Data records for software interfaces
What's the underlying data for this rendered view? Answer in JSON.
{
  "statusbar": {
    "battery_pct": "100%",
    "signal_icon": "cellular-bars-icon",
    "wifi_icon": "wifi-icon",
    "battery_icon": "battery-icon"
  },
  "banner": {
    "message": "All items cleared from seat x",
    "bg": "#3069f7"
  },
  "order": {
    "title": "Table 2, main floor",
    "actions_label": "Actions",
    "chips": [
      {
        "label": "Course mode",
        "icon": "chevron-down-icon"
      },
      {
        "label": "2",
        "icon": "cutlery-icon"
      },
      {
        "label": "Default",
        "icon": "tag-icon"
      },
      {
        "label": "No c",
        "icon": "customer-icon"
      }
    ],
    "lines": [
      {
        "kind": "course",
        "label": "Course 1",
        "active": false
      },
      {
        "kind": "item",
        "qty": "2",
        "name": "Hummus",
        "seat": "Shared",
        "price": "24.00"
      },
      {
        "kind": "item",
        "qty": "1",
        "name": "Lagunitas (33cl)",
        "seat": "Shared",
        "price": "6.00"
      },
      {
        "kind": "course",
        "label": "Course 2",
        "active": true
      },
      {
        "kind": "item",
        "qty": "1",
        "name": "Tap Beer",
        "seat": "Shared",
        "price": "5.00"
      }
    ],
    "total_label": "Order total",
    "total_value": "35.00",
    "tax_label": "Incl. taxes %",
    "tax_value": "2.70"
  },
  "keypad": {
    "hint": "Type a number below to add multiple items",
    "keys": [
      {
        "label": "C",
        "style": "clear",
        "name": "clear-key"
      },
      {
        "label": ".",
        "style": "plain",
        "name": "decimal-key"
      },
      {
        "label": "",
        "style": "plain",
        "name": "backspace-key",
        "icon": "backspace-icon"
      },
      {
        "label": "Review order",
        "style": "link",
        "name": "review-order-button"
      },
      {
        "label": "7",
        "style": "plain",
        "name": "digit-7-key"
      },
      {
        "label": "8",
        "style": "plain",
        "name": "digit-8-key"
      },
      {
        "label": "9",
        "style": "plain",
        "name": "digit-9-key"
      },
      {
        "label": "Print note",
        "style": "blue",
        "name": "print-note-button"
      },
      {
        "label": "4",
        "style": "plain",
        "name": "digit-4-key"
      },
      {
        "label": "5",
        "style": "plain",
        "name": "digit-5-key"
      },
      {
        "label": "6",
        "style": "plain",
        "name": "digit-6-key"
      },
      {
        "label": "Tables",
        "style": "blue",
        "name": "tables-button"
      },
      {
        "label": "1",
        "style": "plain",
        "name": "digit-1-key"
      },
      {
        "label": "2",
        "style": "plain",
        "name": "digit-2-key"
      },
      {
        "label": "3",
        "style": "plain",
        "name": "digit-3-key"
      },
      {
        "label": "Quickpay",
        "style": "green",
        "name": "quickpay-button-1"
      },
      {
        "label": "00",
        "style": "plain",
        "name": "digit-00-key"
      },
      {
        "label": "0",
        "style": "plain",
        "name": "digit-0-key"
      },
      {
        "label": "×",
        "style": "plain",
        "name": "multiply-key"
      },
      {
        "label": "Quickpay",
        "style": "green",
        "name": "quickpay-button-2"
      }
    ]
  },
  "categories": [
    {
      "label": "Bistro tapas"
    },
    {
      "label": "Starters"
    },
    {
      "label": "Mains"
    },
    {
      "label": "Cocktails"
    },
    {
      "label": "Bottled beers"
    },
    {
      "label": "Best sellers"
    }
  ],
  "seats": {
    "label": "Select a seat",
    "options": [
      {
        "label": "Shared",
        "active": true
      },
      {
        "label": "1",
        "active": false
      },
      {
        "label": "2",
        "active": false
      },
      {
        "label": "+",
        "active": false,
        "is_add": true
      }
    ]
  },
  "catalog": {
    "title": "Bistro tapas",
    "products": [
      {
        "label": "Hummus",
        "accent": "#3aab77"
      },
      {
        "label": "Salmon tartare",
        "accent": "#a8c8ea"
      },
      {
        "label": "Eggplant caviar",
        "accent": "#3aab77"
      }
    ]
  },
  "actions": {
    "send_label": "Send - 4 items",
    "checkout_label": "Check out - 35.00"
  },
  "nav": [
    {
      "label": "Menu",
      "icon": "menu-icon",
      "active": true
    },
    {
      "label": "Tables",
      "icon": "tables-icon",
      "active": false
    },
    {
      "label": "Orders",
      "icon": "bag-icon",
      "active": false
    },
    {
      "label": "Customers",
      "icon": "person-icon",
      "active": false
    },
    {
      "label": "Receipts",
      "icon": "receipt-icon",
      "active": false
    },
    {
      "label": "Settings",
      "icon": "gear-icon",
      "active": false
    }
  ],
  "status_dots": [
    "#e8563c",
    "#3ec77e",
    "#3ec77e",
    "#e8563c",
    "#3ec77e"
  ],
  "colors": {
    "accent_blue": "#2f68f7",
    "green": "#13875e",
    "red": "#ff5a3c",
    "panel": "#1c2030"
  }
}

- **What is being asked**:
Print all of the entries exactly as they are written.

- **Solution to the problem**:
What's the underlying data for this rendered view? Answer in JSON.
{
  "statusbar": {
    "battery_pct": "100%",
    "signal_icon": "cellular-bars-icon",
    "wifi_icon": "wifi-icon",
    "battery_icon": "battery-icon"
  },
  "banner": {
    "message": "All items cleared from seat x",
    "bg": "#3069f7"
  },
  "order": {
    "title": "Table 2, main floor",
    "actions_label": "Actions",
    "chips": [
      {
        "label": "Course mode",
        "icon": "chevron-down-icon"
      },
      {
        "label": "2",
        "icon": "cutlery-icon"
      },
      {
        "label": "Default",
        "icon": "tag-icon"
      },
      {
        "label": "No c",
        "icon": "customer-icon"
      }
    ],
    "lines": [
      {
        "kind": "course",
        "label": "Course 1",
        "active": false
      },
      {
        "kind": "item",
        "qty": "2",
        "name": "Hummus",
        "seat": "Shared",
        "price": "24.00"
      },
      {
        "kind": "item",
        "qty": "1",
        "name": "Lagunitas (33cl)",
        "seat": "Shared",
        "price": "6.00"
      },
      {
        "kind": "course",
        "label": "Course 2",
        "active": true
      },
      {
        "kind": "item",
        "qty": "1",
        "name": "Tap Beer",
        "seat": "Shared",
        "price": "5.00"
      }
    ],
    "total_label": "Order total",
    "total_value": "35.00",
    "tax_label": "Incl. taxes %",
    "tax_value": "2.70"
  },
  "keypad": {
    "hint": "Type a number below to add multiple items",
    "keys": [
      {
        "label": "C",
        "style": "clear",
        "name": "clear-key"
      },
      {
        "label": ".",
        "style": "plain",
        "name": "decimal-key"
      },
      {
        "label": "",
        "style": "plain",
        "name": "backspace-key",
        "icon": "backspace-icon"
      },
      {
        "label": "Review order",
        "style": "link",
        "name": "review-order-button"
      },
      {
        "label": "7",
        "style": "plain",
        "name": "digit-7-key"
      },
      {
        "label": "8",
        "style": "plain",
        "name": "digit-8-key"
      },
      {
        "label": "9",
        "style": "plain",
        "name": "digit-9-key"
      },
      {
        "label": "Print note",
        "style": "blue",
        "name": "print-note-button"
      },
      {
        "label": "4",
        "style": "plain",
        "name": "digit-4-key"
      },
      {
        "label": "5",
        "style": "plain",
        "name": "digit-5-key"
      },
      {
        "label": "6",
        "style": "plain",
        "name": "digit-6-key"
      },
      {
        "label": "Tables",
        "style": "blue",
        "name": "tables-button"
      },
      {
        "label": "1",
        "style": "plain",
        "name": "digit-1-key"
      },
      {
        "label": "2",
        "style": "plain",
        "name": "digit-2-key"
      },
      {
        "label": "3",
        "style": "plain",
        "name": "digit-3-key"
      },
      {
        "label": "Quickpay",
        "style": "green",
        "name": "quickpay-button-1"
      },
      {
        "label": "00",
        "style": "plain",
        "name": "digit-00-key"
      },
      {
        "label": "0",
        "style": "plain",
        "name": "digit-0-key"
      },
      {
        "label": "×",
        "style": "plain",
        "name": "multiply-key"
      },
      {
        "label": "Quickpay",
        "style": "green",
        "name": "quickpay-button-2"
      }
    ]
  },
  "categories": [
    {
      "label": "Bistro tapas"
    },
    {
      "label": "Starters"
    },
    {
      "label": "Mains"
    },
    {
      "label": "Cocktails"
    },
    {
      "label": "Bottled beers"
    },
    {
      "label": "Best sellers"
    }
  ],
  "seats": {
    "label": "Select a seat",
    "options": [
      {
        "label": "Shared",
        "active": true
      },
      {
        "label": "1",
        "active": false
      },
      {
        "label": "2",
        "active": false
      },
      {
        "label": "+",
        "active": false,
        "is_add": true
      }
    ]
  },
  "catalog": {
    "title": "Bistro tapas",
    "products": [
      {
        "label": "Hummus",
        "accent": "#3aab77"
      },
      {
        "label": "Salmon tartare",
        "accent": "#a8c8ea"
      },
      {
        "label": "Eggplant caviar",
        "accent": "#3aab77"
      }
    ]
  },
  "actions": {
    "send_label": "Send - 4 items",
    "checkout_label": "Check out - 35.00"
  },
  "nav": [
    {
      "label": "Menu",
      "icon": "menu-icon",
      "active": true
    },
    {
      "label": "Tables",
      "icon": "tables-icon",
      "active": false
    },
    {
      "label": "Orders",
      "icon": "bag-icon",
      "active": false
    },
    {
      "label": "Customers",
      "icon": "person-icon",
      "active": false
    },
    {
      "label": "Receipts",
      "icon": "receipt-icon",
      "active": false
    },
    {
      "label": "Settings",
      "icon": "gear-icon",
      "active": false
    }
  ],
  "status_dots": [
    "#e8563c",
    "#3ec77e",
    "#3ec77e",
    "#e8563c",
    "#3ec77e"
  ],
  "colors": {
    "accent_blue": "#2f68f7",
    "green": "#13875e",
    "red": "#ff5a3c",
    "panel": "#1c2030"
  }
}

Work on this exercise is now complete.